▸ What you have to do
Could you repeat all of the entries word for word, minus any pictures?

▸ Dataset records

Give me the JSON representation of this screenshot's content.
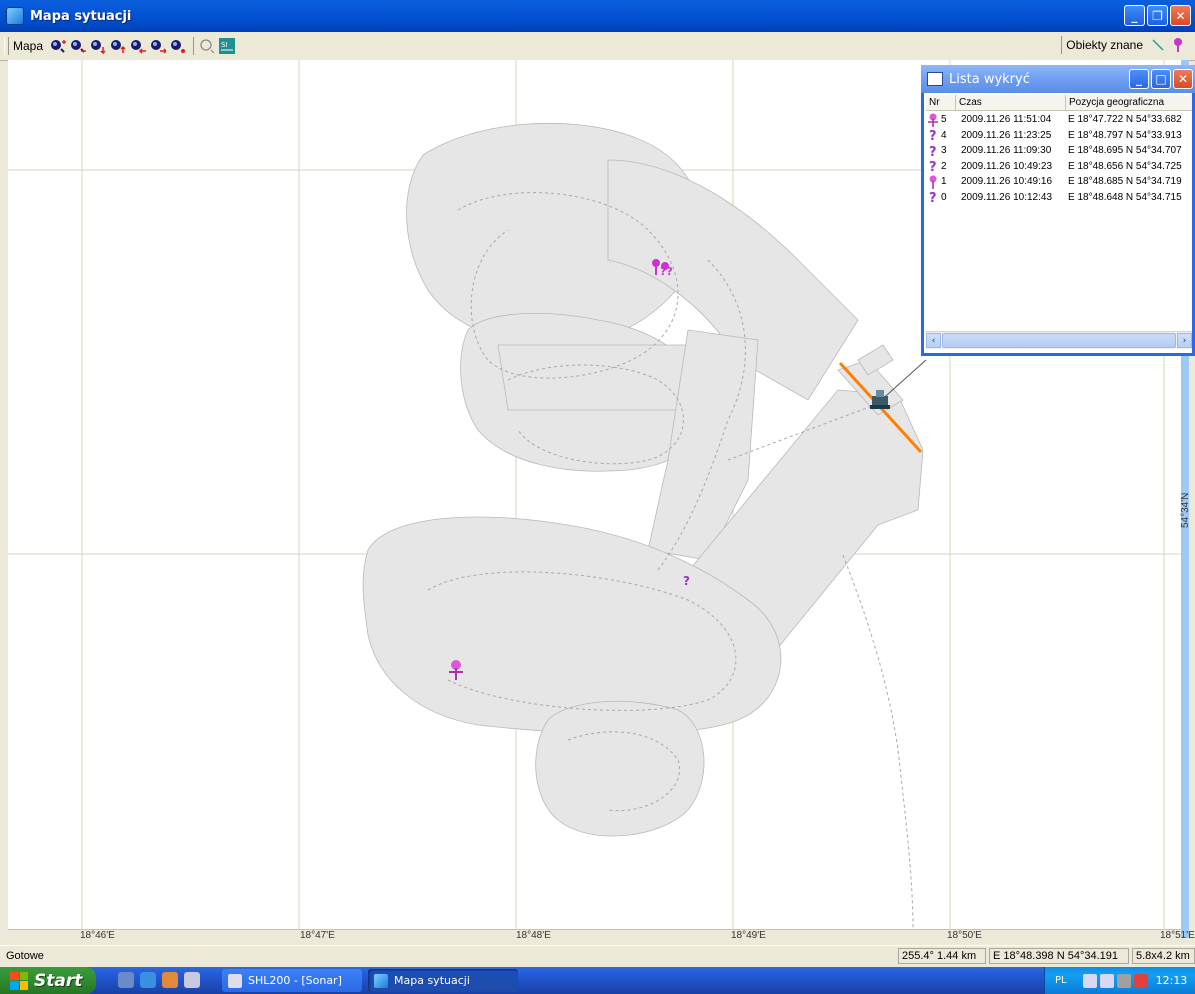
{
  "window": {
    "title": "Mapa sytuacji"
  },
  "toolbar": {
    "mapa_label": "Mapa",
    "objects_label": "Obiekty znane"
  },
  "axis": {
    "x_labels": [
      "18°46'E",
      "18°47'E",
      "18°48'E",
      "18°49'E",
      "18°50'E",
      "18°51'E"
    ],
    "y_labels": [
      "54°34'N"
    ]
  },
  "lista": {
    "title": "Lista wykryć",
    "columns": [
      "Nr",
      "Czas",
      "Pozycja geograficzna"
    ],
    "rows": [
      {
        "nr": "5",
        "czas": "2009.11.26 11:51:04",
        "poz": "E 18°47.722  N 54°33.682",
        "icon": "pin-anchor"
      },
      {
        "nr": "4",
        "czas": "2009.11.26 11:23:25",
        "poz": "E 18°48.797  N 54°33.913",
        "icon": "question"
      },
      {
        "nr": "3",
        "czas": "2009.11.26 11:09:30",
        "poz": "E 18°48.695  N 54°34.707",
        "icon": "question"
      },
      {
        "nr": "2",
        "czas": "2009.11.26 10:49:23",
        "poz": "E 18°48.656  N 54°34.725",
        "icon": "question"
      },
      {
        "nr": "1",
        "czas": "2009.11.26 10:49:16",
        "poz": "E 18°48.685  N 54°34.719",
        "icon": "pin"
      },
      {
        "nr": "0",
        "czas": "2009.11.26 10:12:43",
        "poz": "E 18°48.648  N 54°34.715",
        "icon": "question"
      }
    ]
  },
  "status": {
    "left": "Gotowe",
    "bearing": "255.4° 1.44 km",
    "position": "E 18°48.398  N 54°34.191",
    "extent": "5.8x4.2 km"
  },
  "taskbar": {
    "start": "Start",
    "tasks": [
      "SHL200 - [Sonar]",
      "Mapa sytuacji"
    ],
    "lang": "PL",
    "clock": "12:13"
  },
  "colors": {
    "titlebar": "#0455D6",
    "track": "#ff7f00",
    "marker": "#cc33cc",
    "coverage": "#e6e6e6"
  }
}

▸ Your response
Give me the JSON representation of this screenshot's content.
{
  "window": {
    "title": "Mapa sytuacji"
  },
  "toolbar": {
    "mapa_label": "Mapa",
    "objects_label": "Obiekty znane"
  },
  "axis": {
    "x_labels": [
      "18°46'E",
      "18°47'E",
      "18°48'E",
      "18°49'E",
      "18°50'E",
      "18°51'E"
    ],
    "y_labels": [
      "54°34'N"
    ]
  },
  "lista": {
    "title": "Lista wykryć",
    "columns": [
      "Nr",
      "Czas",
      "Pozycja geograficzna"
    ],
    "rows": [
      {
        "nr": "5",
        "czas": "2009.11.26 11:51:04",
        "poz": "E 18°47.722  N 54°33.682",
        "icon": "pin-anchor"
      },
      {
        "nr": "4",
        "czas": "2009.11.26 11:23:25",
        "poz": "E 18°48.797  N 54°33.913",
        "icon": "question"
      },
      {
        "nr": "3",
        "czas": "2009.11.26 11:09:30",
        "poz": "E 18°48.695  N 54°34.707",
        "icon": "question"
      },
      {
        "nr": "2",
        "czas": "2009.11.26 10:49:23",
        "poz": "E 18°48.656  N 54°34.725",
        "icon": "question"
      },
      {
        "nr": "1",
        "czas": "2009.11.26 10:49:16",
        "poz": "E 18°48.685  N 54°34.719",
        "icon": "pin"
      },
      {
        "nr": "0",
        "czas": "2009.11.26 10:12:43",
        "poz": "E 18°48.648  N 54°34.715",
        "icon": "question"
      }
    ]
  },
  "status": {
    "left": "Gotowe",
    "bearing": "255.4° 1.44 km",
    "position": "E 18°48.398  N 54°34.191",
    "extent": "5.8x4.2 km"
  },
  "taskbar": {
    "start": "Start",
    "tasks": [
      "SHL200 - [Sonar]",
      "Mapa sytuacji"
    ],
    "lang": "PL",
    "clock": "12:13"
  },
  "colors": {
    "titlebar": "#0455D6",
    "track": "#ff7f00",
    "marker": "#cc33cc",
    "coverage": "#e6e6e6"
  }
}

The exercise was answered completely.